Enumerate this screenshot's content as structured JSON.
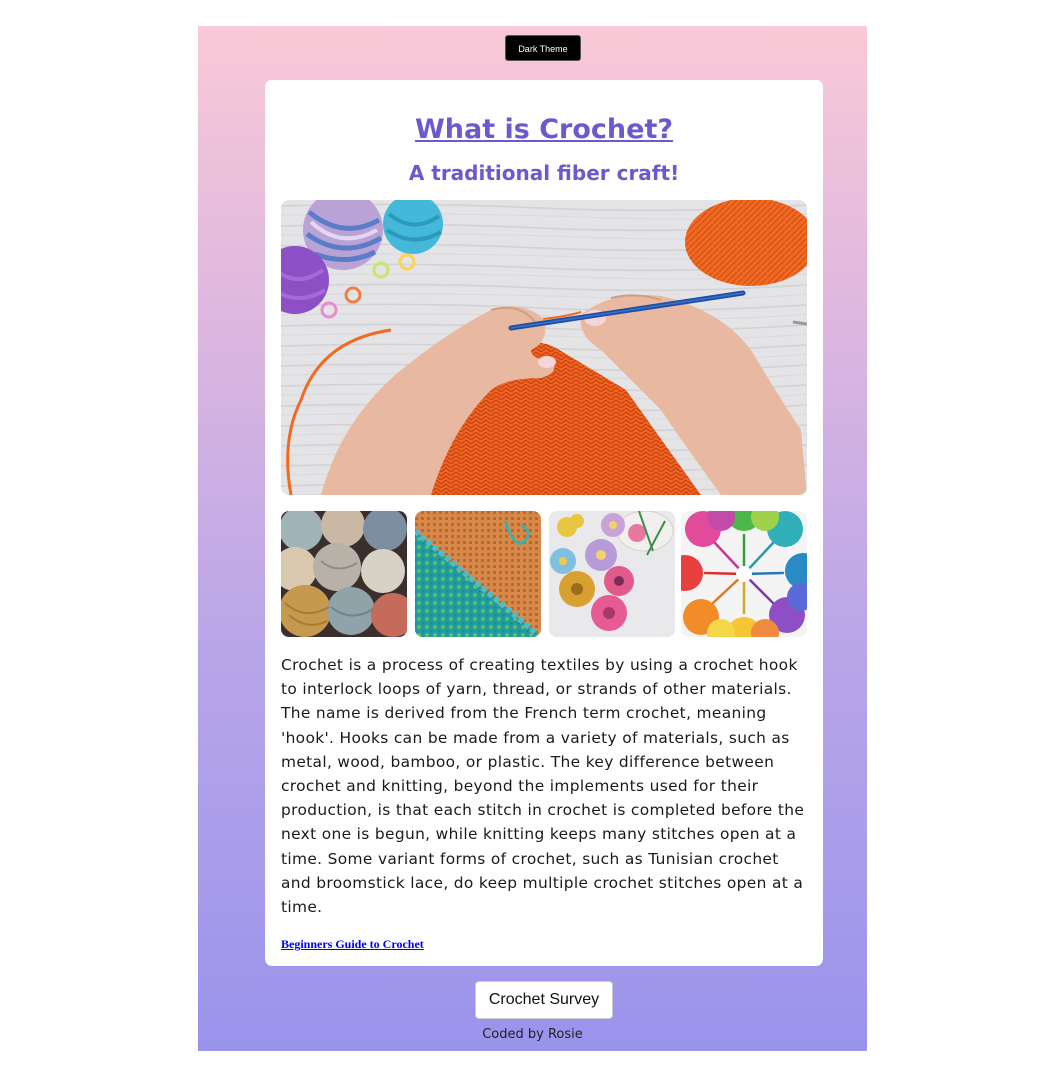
{
  "header": {
    "theme_button_label": "Dark Theme"
  },
  "article": {
    "title": "What is Crochet?",
    "subtitle": "A traditional fiber craft!",
    "body": "Crochet is a process of creating textiles by using a crochet hook to interlock loops of yarn, thread, or strands of other materials. The name is derived from the French term crochet, meaning 'hook'. Hooks can be made from a variety of materials, such as metal, wood, bamboo, or plastic. The key difference between crochet and knitting, beyond the implements used for their production, is that each stitch in crochet is completed before the next one is begun, while knitting keeps many stitches open at a time. Some variant forms of crochet, such as Tunisian crochet and broomstick lace, do keep multiple crochet stitches open at a time.",
    "link_label": "Beginners Guide to Crochet"
  },
  "footer": {
    "survey_button_label": "Crochet Survey",
    "credit": "Coded by Rosie"
  },
  "colors": {
    "accent": "#6a5acd",
    "gradient_top": "#f9c9d6",
    "gradient_bottom": "#9a93ec",
    "yarn_orange": "#f05a1e"
  }
}
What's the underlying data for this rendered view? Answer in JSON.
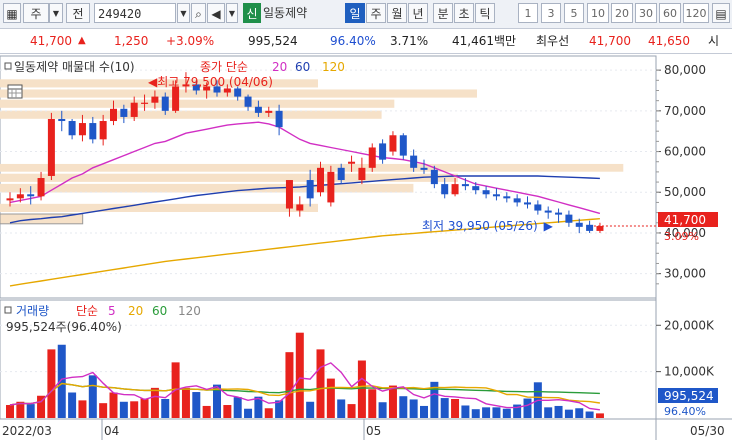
{
  "toolbar": {
    "mode": "주",
    "code_prefix": "전",
    "code": "249420",
    "badge": "신",
    "stock_name": "일동제약",
    "periods": [
      "일",
      "주",
      "월",
      "년",
      "분",
      "초",
      "틱"
    ],
    "active_period": "일",
    "nums": [
      "1",
      "3",
      "5",
      "10",
      "20",
      "30",
      "60",
      "120"
    ]
  },
  "quote": {
    "price": "41,700",
    "change": "1,250",
    "change_pct": "+3.09%",
    "volume": "995,524",
    "ratio": "96.40%",
    "turnover": "3.71%",
    "amount": "41,461백만",
    "best_ask_label": "최우선",
    "best_ask": "41,700",
    "best_bid": "41,650",
    "tail": "시"
  },
  "price_panel": {
    "title": "일동제약 매물대 수(10)",
    "legend": {
      "label": "종가 단순",
      "ma": [
        "20",
        "60",
        "120"
      ]
    },
    "high_note": "최고 79,500 (04/06)",
    "low_note": "최저 39,950 (05/26)",
    "y_ticks": [
      "80,000",
      "70,000",
      "60,000",
      "50,000",
      "40,000",
      "30,000"
    ],
    "price_tag": "41,700",
    "pct_tag": "3.09%"
  },
  "volume_panel": {
    "legend": {
      "label": "거래량",
      "sub": "단순",
      "ma": [
        "5",
        "20",
        "60",
        "120"
      ]
    },
    "current": "995,524주(96.40%)",
    "y_ticks": [
      "20,000K",
      "10,000K"
    ],
    "vol_tag": "995,524",
    "pct_tag": "96.40%"
  },
  "x_labels": [
    "2022/03",
    "04",
    "05",
    "05/30"
  ],
  "colors": {
    "up": "#e8221d",
    "down": "#1f57c8",
    "ma20": "#d12fc4",
    "ma60": "#1f3fb0",
    "ma120": "#e6a800",
    "ma_green": "#2a9c3a",
    "profile": "#f6e1c8"
  },
  "chart_data": {
    "type": "candlestick",
    "x": [
      "03/08",
      "03/10",
      "03/11",
      "03/14",
      "03/15",
      "03/16",
      "03/17",
      "03/18",
      "03/21",
      "03/22",
      "03/23",
      "03/24",
      "03/25",
      "03/28",
      "03/29",
      "03/30",
      "03/31",
      "04/01",
      "04/04",
      "04/05",
      "04/06",
      "04/07",
      "04/08",
      "04/11",
      "04/12",
      "04/13",
      "04/14",
      "04/15",
      "04/18",
      "04/19",
      "04/20",
      "04/21",
      "04/22",
      "04/25",
      "04/26",
      "04/27",
      "04/28",
      "04/29",
      "05/02",
      "05/03",
      "05/04",
      "05/06",
      "05/09",
      "05/10",
      "05/11",
      "05/12",
      "05/13",
      "05/16",
      "05/17",
      "05/18",
      "05/19",
      "05/20",
      "05/23",
      "05/24",
      "05/25",
      "05/26",
      "05/27",
      "05/30"
    ],
    "open": [
      48000,
      48500,
      49500,
      49000,
      54000,
      68000,
      67500,
      64000,
      67000,
      63000,
      67500,
      70500,
      68500,
      72000,
      72000,
      73500,
      70000,
      76000,
      76500,
      75000,
      76000,
      74500,
      75500,
      73500,
      71000,
      69500,
      70000,
      46000,
      45500,
      53000,
      50000,
      47500,
      56000,
      57000,
      53000,
      56000,
      62000,
      60000,
      64000,
      59000,
      56000,
      55500,
      52000,
      49500,
      52000,
      51500,
      50500,
      49500,
      49000,
      48500,
      47500,
      47000,
      45500,
      45000,
      44500,
      42500,
      42000,
      40500
    ],
    "close": [
      48500,
      49500,
      49000,
      53500,
      68000,
      67500,
      64000,
      67000,
      63000,
      67500,
      70500,
      68500,
      72000,
      72000,
      73500,
      70000,
      76000,
      76500,
      75000,
      76000,
      74500,
      75500,
      73500,
      71000,
      69500,
      70000,
      66000,
      53000,
      47000,
      48500,
      56000,
      55000,
      53000,
      57500,
      56000,
      61000,
      58000,
      64000,
      59000,
      56000,
      55500,
      52000,
      49500,
      52000,
      51500,
      50500,
      49500,
      49000,
      48500,
      47500,
      47000,
      45500,
      45000,
      44500,
      42500,
      41500,
      40500,
      41700
    ],
    "high": [
      50000,
      51000,
      51500,
      55000,
      69500,
      70000,
      68000,
      69000,
      68500,
      69000,
      72500,
      71500,
      73500,
      74000,
      75000,
      74500,
      77500,
      79500,
      77500,
      77000,
      77500,
      76500,
      76000,
      74000,
      72500,
      71000,
      71500,
      50000,
      49000,
      55500,
      57500,
      56500,
      57000,
      59000,
      58500,
      62000,
      63000,
      65000,
      64500,
      60500,
      58000,
      56500,
      53500,
      53500,
      53500,
      52500,
      51500,
      51000,
      50000,
      49500,
      49000,
      48000,
      46500,
      46000,
      45500,
      43500,
      43000,
      42500
    ],
    "low": [
      46500,
      47500,
      47000,
      48000,
      53000,
      65000,
      63000,
      62500,
      62000,
      61500,
      66500,
      67000,
      67500,
      70000,
      70500,
      69000,
      69500,
      74500,
      74000,
      73000,
      73500,
      73500,
      72500,
      70000,
      68500,
      68500,
      64000,
      44000,
      44000,
      46500,
      49000,
      46500,
      52000,
      55000,
      52000,
      55000,
      57000,
      59000,
      58000,
      55000,
      54500,
      51000,
      48500,
      49000,
      50500,
      49500,
      48500,
      48000,
      47500,
      46500,
      46000,
      44500,
      43500,
      42500,
      41500,
      39950,
      40000,
      40000
    ],
    "ma20": [
      47500,
      48000,
      48500,
      49000,
      50500,
      52000,
      53500,
      54500,
      56000,
      57000,
      58000,
      59000,
      60000,
      61000,
      62000,
      62500,
      63500,
      64500,
      65000,
      65500,
      66000,
      66500,
      66800,
      67000,
      67200,
      66800,
      66000,
      64500,
      63000,
      62000,
      61500,
      61000,
      60500,
      60000,
      59500,
      59000,
      58500,
      58300,
      58000,
      57500,
      57000,
      56000,
      55000,
      54000,
      53000,
      52000,
      51500,
      51000,
      50500,
      50000,
      49500,
      49000,
      48300,
      47600,
      46900,
      46200,
      45500,
      44800
    ],
    "ma60": [
      42500,
      43000,
      43300,
      43500,
      43800,
      44000,
      44400,
      44800,
      45200,
      45600,
      46000,
      46400,
      46800,
      47200,
      47600,
      48000,
      48400,
      48800,
      49200,
      49500,
      49800,
      50100,
      50400,
      50600,
      50800,
      51000,
      51100,
      51200,
      51300,
      51500,
      51700,
      51900,
      52100,
      52300,
      52500,
      52700,
      52900,
      53100,
      53300,
      53500,
      53700,
      53800,
      53900,
      54000,
      54000,
      54000,
      54000,
      54000,
      54000,
      54000,
      54000,
      54000,
      53900,
      53800,
      53700,
      53600,
      53500,
      53400
    ],
    "ma120": [
      27000,
      27400,
      27800,
      28200,
      28600,
      29000,
      29400,
      29800,
      30200,
      30600,
      31000,
      31400,
      31800,
      32200,
      32600,
      33000,
      33300,
      33600,
      33900,
      34200,
      34500,
      34800,
      35100,
      35400,
      35700,
      36000,
      36300,
      36600,
      36900,
      37200,
      37500,
      37800,
      38100,
      38400,
      38700,
      39000,
      39300,
      39500,
      39700,
      39900,
      40100,
      40300,
      40500,
      40700,
      40900,
      41100,
      41300,
      41500,
      41700,
      41900,
      42100,
      42300,
      42500,
      42700,
      42900,
      43100,
      43300,
      43500
    ],
    "volume": [
      2800,
      3500,
      3000,
      4800,
      14800,
      15800,
      5500,
      3800,
      9200,
      3200,
      5500,
      3500,
      3600,
      4200,
      6500,
      4100,
      12000,
      6500,
      5600,
      2600,
      7200,
      2800,
      4500,
      2000,
      4600,
      2100,
      3800,
      14200,
      18400,
      3500,
      14800,
      8500,
      4000,
      3000,
      12400,
      6200,
      3400,
      7000,
      4700,
      4000,
      2600,
      7800,
      4300,
      4100,
      2700,
      1900,
      2300,
      2300,
      2000,
      2900,
      4200,
      7700,
      2300,
      2600,
      1800,
      2100,
      1400,
      995.524
    ],
    "volume_unit": "K",
    "ylim_price": [
      25000,
      82000
    ],
    "ylim_volume": [
      0,
      22000
    ],
    "volume_profile": [
      {
        "price_low": 75500,
        "price_high": 78000,
        "strength": 0.5
      },
      {
        "price_low": 73000,
        "price_high": 75500,
        "strength": 0.75
      },
      {
        "price_low": 70500,
        "price_high": 73000,
        "strength": 0.62
      },
      {
        "price_low": 67800,
        "price_high": 70300,
        "strength": 0.6
      },
      {
        "price_low": 54800,
        "price_high": 57200,
        "strength": 0.98
      },
      {
        "price_low": 52300,
        "price_high": 54800,
        "strength": 0.72
      },
      {
        "price_low": 49700,
        "price_high": 52300,
        "strength": 0.65
      },
      {
        "price_low": 44900,
        "price_high": 47400,
        "strength": 0.5
      },
      {
        "price_low": 42000,
        "price_high": 44900,
        "strength": 0.13
      }
    ]
  }
}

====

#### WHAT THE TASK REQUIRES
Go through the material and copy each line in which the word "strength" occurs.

#### RESPONSE BOX
        "strength": 0.5
        "strength": 0.75
        "strength": 0.62
        "strength": 0.6
        "strength": 0.98
        "strength": 0.72
        "strength": 0.65
        "strength": 0.5
        "strength": 0.13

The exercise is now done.